  2. Easy configuration. The selected software should be easy to configure and it should be easy to bring up a node without needing to be a networking professional.  It would be nice if we can do the following a) have a running “full time” network and b) be able to link into that network quickly in an emergency, like the old packet system as an example.
  3. Easy to use. At the end of the day, it has to be easy to use by anyone for sending the common message forms (ICS-213 minimum) and possibly be able to pass the message from a terminal at the “site” to the “systems” being used by the EOC (the biggest example would be a 213 cut and pasted into WebEOC).

You will note that I don’t care a lot about HF or VHF or UHF.  That being said, I expect that local transmissions will likely be done by the lowest common license class – Technician, which makes HF pretty much a non-starter for emergency communications within the county.  Under my desire to have a functioning full time network, HF uplinks to digital nets (like VEN/D or WinLink) would be expected, but are not a requirement at this point. Let me also say that the general rule of thumb that HF would be done by those more permanent stations is still the working model.

There are advantages to store and forward.  It has been proven over the last forty years as being a stable method for passing messages. There are advantages to the fldigi model of send it once.  And there are disadvantages.

If I was building it (in a vacuum) I would use a bit of both.  I currently have a packet node up and running. I connect to it with a simple console connection.  I would love to be able to connect to it with a terminal session from my smart phone, but so far I haven’t found a cable that will let me. I used to be able to do it with my Palm though :).  I have played with fldigi/flmsg and Outpost with limited success (yes, I know they are for different purposes).  I have never had a lot of success with WinLink, or D-Rats.

At the end of the day, we need to arrive at the following:

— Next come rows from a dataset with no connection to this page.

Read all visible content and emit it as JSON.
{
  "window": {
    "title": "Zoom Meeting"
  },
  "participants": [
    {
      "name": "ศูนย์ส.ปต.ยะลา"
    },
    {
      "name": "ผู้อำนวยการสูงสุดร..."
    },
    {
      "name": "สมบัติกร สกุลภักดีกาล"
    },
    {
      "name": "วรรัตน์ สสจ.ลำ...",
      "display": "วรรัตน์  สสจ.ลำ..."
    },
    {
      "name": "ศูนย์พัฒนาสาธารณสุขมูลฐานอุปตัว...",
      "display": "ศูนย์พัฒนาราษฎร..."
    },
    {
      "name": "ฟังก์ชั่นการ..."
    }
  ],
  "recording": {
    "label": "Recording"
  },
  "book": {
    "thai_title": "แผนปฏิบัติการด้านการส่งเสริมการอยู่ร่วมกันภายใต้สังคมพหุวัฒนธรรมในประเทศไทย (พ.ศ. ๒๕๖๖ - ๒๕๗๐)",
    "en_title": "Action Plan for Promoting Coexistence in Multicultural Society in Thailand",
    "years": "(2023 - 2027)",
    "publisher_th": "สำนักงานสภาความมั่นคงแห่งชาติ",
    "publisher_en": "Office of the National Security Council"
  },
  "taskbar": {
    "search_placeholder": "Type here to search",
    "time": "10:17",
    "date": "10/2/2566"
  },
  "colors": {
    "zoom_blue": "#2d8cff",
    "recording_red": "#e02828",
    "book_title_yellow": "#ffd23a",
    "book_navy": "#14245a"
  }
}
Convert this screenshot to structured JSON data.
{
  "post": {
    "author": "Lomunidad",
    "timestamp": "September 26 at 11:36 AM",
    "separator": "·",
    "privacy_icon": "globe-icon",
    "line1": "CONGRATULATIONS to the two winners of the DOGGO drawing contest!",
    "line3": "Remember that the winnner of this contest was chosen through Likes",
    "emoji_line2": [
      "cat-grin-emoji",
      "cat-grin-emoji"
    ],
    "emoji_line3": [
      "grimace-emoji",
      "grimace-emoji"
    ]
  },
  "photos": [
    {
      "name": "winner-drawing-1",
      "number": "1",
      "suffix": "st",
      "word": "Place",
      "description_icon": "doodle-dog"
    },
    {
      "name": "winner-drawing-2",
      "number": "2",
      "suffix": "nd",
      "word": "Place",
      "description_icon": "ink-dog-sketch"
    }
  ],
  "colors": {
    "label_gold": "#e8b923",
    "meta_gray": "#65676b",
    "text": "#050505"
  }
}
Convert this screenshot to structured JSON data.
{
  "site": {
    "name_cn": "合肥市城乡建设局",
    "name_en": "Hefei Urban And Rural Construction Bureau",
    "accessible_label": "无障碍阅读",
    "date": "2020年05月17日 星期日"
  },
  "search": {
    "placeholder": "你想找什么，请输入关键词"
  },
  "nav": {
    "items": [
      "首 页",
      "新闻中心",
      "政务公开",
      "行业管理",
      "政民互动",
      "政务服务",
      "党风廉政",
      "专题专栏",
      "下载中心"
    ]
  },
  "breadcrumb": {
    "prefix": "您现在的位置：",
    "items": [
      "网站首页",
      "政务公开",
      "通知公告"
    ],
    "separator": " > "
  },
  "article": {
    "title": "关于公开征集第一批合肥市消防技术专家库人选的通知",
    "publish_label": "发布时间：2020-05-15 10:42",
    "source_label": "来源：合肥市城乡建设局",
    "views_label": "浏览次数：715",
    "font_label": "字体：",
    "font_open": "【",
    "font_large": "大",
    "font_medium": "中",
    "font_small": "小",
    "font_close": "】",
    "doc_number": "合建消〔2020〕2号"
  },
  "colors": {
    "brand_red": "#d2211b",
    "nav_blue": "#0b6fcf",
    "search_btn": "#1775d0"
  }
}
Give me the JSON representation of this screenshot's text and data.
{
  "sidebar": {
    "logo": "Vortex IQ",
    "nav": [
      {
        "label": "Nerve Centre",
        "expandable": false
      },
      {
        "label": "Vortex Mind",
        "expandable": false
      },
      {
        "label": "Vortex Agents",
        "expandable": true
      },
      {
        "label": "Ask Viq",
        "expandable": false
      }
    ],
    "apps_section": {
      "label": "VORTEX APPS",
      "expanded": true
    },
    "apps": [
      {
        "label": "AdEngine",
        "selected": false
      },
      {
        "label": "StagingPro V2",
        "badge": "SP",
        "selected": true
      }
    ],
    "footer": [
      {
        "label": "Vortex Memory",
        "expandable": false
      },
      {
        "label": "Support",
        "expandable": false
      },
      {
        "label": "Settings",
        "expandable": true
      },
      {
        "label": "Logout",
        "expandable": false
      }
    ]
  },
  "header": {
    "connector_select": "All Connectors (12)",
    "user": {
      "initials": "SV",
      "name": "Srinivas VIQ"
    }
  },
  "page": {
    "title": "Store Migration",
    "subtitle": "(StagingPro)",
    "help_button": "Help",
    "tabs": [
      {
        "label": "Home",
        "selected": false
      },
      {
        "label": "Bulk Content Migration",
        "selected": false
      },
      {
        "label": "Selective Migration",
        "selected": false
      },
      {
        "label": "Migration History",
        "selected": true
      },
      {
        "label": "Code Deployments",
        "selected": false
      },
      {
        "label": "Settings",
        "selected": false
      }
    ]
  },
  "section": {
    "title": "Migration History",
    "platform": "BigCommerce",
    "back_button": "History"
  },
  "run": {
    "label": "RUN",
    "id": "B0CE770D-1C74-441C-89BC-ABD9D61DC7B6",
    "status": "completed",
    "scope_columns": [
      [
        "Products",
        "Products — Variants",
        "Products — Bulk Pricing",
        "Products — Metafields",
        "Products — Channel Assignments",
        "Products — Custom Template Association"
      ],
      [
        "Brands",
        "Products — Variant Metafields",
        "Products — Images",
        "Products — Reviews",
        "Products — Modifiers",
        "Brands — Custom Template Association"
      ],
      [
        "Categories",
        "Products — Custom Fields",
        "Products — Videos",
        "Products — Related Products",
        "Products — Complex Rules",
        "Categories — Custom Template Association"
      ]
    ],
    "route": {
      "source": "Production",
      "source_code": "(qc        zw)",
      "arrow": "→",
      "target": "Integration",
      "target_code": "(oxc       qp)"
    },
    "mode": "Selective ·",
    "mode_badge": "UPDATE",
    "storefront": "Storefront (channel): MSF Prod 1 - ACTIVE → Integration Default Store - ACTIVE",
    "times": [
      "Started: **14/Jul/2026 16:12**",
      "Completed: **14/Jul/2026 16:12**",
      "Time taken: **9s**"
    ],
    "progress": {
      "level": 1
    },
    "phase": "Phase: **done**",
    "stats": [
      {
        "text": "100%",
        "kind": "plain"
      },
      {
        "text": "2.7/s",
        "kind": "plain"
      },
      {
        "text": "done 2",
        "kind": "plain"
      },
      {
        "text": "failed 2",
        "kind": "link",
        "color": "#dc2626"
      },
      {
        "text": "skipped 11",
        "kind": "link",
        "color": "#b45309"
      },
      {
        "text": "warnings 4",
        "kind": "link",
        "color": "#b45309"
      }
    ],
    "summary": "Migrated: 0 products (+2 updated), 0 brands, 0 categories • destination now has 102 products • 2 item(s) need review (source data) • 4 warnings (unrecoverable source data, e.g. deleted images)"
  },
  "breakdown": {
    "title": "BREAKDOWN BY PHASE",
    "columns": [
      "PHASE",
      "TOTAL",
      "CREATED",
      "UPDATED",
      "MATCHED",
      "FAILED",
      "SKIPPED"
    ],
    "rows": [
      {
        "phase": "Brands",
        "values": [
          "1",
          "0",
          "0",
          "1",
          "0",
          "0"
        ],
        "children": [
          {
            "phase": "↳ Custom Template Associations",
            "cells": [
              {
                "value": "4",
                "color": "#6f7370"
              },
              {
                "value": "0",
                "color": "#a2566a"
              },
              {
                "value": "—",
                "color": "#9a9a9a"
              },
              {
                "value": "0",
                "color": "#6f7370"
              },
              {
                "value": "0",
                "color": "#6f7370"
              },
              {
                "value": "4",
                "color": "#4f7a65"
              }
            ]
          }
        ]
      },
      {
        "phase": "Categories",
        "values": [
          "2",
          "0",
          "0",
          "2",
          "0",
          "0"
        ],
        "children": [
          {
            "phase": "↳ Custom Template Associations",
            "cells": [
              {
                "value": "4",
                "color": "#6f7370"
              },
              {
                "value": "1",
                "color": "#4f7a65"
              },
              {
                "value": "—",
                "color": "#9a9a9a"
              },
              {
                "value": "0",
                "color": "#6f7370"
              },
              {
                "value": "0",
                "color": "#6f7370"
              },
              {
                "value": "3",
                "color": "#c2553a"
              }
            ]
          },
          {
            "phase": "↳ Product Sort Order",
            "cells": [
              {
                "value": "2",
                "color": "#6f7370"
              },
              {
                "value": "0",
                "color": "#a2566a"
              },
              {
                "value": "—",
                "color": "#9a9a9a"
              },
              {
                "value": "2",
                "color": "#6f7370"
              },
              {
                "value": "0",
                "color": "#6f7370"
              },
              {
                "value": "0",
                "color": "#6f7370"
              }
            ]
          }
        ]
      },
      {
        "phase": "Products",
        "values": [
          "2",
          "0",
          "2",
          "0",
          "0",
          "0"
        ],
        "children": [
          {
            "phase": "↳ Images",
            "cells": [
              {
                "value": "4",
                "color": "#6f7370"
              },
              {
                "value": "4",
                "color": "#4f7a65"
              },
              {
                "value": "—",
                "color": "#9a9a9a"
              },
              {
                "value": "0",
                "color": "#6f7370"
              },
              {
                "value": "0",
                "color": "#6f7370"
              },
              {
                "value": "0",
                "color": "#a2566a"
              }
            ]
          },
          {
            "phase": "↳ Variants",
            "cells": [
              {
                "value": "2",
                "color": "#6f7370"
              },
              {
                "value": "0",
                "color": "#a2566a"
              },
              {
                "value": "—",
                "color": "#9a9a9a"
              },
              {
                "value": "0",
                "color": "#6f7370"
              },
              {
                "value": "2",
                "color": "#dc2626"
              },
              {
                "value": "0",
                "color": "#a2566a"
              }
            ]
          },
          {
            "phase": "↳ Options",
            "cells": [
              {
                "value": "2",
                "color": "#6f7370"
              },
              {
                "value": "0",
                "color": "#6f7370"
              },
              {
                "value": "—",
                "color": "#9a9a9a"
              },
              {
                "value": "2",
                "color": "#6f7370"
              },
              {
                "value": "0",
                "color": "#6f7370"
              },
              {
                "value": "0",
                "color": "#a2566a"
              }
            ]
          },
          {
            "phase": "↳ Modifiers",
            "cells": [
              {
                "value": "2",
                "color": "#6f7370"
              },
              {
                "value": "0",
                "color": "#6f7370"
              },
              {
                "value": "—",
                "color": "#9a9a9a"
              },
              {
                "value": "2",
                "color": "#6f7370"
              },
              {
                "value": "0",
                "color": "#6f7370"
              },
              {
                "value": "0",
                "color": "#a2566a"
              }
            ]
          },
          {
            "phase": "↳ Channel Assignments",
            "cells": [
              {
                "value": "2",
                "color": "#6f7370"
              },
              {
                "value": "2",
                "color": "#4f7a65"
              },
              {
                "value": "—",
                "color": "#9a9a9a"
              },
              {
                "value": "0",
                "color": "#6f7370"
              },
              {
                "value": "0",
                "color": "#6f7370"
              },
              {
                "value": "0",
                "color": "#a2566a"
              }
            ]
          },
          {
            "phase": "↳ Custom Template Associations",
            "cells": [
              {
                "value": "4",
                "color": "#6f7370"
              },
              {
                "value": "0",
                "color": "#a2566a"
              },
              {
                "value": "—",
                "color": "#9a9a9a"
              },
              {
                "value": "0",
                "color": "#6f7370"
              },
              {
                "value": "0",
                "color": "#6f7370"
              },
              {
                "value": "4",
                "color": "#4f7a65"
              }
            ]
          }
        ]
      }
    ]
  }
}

  1. Frequencies we want to use.  These are, ideally, 2m/440. We may also want to consider supporting 6m/220/1.2 and D-Star.
  2. Protocol. What protocol will work best to ship the message and will all the software support it?
  3. Message types. What types of messages should we expect to be sending via this model?

I think, once we define these things, the rest should at least become more clear in direction.

Additional Background

At one point we tested 1.2 DD with D-Star (just for grins and giggles).  We actually tested the connection between a remote station and WebEOC and it worked nicely, if slowly.

Brian, myself, and others, were trained in using packet and have gear that still works with the technology. I think we could better link with other protocols to better node types (I am thinking something like HSMM and Raspberry Pis for example, that would facilitate a number of good things in a radio digital network beyond just “email”)

I would rather see a number of nodes around the county rather than trying to link two nodes from one end to the other, for redundancy if nothing else.

To that end:

There will be a voluntary meeting of the cadre on Saturday, February 15, 2014 at the EOC at 0900 for us to sit down and walk through the issues and technologies associated with using digital systems in the ARES network. This will be as much a discussion/open forum as it will be a class on the technologies.

The agenda is as follows. I need a few more presenters please (and I have probably lost a couple of emails with volunteers, so remind me if you had already put your hand up

  1. Presentation (Talk about the tech, bring in toys, bring up sample network?)
    1. WinLink
    2. Fldigi/msg (Rick, KJ4ZIH)
    3. Packet
    4. HSMM (Derek, KV4SH)
    5. SignaLink (Rick, KJ4ZIH)
    6. NBEMS (Rick, KJ4ZIH)
  2. Build a concept of operations: What do we want to do with it?
  3. Workshop
    1. Build a network, without protocol, identify locations for nodes, both desired and possible.
    2. Map concept of operations to network

Everyone is welcome. Feel free to bring gear!